**WORK REQUIRED:**
All lines from the entries below that contain the string "most" should be copied out.

**INPUT MATERIAL:**
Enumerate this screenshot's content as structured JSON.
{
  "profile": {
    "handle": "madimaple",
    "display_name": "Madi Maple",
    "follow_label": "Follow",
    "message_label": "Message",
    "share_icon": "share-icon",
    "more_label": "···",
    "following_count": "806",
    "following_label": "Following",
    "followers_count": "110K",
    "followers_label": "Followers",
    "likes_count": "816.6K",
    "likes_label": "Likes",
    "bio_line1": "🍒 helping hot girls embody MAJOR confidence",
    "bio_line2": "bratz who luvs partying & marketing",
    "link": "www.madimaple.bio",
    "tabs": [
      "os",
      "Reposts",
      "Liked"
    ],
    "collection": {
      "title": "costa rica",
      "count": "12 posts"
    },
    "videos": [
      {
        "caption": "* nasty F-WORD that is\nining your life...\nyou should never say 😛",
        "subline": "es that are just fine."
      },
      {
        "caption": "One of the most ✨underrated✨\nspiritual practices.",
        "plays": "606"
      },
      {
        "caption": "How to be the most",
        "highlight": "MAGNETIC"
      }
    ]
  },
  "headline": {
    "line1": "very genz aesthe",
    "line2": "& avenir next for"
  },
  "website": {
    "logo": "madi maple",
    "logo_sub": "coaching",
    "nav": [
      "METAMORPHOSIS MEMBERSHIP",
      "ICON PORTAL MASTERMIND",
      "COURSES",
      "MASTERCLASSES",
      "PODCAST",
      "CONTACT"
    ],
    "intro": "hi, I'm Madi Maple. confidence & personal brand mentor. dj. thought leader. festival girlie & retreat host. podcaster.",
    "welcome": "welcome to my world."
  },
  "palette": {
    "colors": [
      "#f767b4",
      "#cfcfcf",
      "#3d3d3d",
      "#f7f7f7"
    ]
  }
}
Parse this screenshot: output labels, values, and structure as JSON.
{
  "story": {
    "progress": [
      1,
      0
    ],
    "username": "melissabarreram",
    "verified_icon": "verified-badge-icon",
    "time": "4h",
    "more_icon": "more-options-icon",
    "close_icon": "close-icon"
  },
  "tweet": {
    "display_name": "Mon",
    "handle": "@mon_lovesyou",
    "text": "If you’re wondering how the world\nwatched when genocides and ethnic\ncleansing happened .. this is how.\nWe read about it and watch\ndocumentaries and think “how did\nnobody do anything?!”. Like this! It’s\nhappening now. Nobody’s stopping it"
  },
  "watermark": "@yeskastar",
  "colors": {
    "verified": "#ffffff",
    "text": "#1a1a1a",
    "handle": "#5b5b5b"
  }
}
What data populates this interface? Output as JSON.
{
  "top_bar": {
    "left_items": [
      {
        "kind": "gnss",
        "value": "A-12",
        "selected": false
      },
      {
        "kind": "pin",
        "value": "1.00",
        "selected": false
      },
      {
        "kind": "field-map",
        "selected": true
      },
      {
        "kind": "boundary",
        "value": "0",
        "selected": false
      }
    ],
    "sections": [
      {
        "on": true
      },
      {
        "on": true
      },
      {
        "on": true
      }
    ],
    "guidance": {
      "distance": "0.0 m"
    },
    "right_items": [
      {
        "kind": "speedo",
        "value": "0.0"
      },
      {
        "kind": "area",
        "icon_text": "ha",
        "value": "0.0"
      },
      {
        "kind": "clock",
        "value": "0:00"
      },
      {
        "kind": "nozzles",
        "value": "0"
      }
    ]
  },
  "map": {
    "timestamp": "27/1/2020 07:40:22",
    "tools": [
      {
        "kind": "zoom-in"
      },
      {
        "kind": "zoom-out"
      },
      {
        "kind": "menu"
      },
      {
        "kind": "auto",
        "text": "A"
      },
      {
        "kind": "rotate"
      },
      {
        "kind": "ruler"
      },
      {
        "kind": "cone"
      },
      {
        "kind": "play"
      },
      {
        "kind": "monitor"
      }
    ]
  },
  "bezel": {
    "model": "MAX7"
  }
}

**COMPLETED TASK:**
        "caption": "One of the most ✨underrated✨\nspiritual practices.",
        "caption": "How to be the most",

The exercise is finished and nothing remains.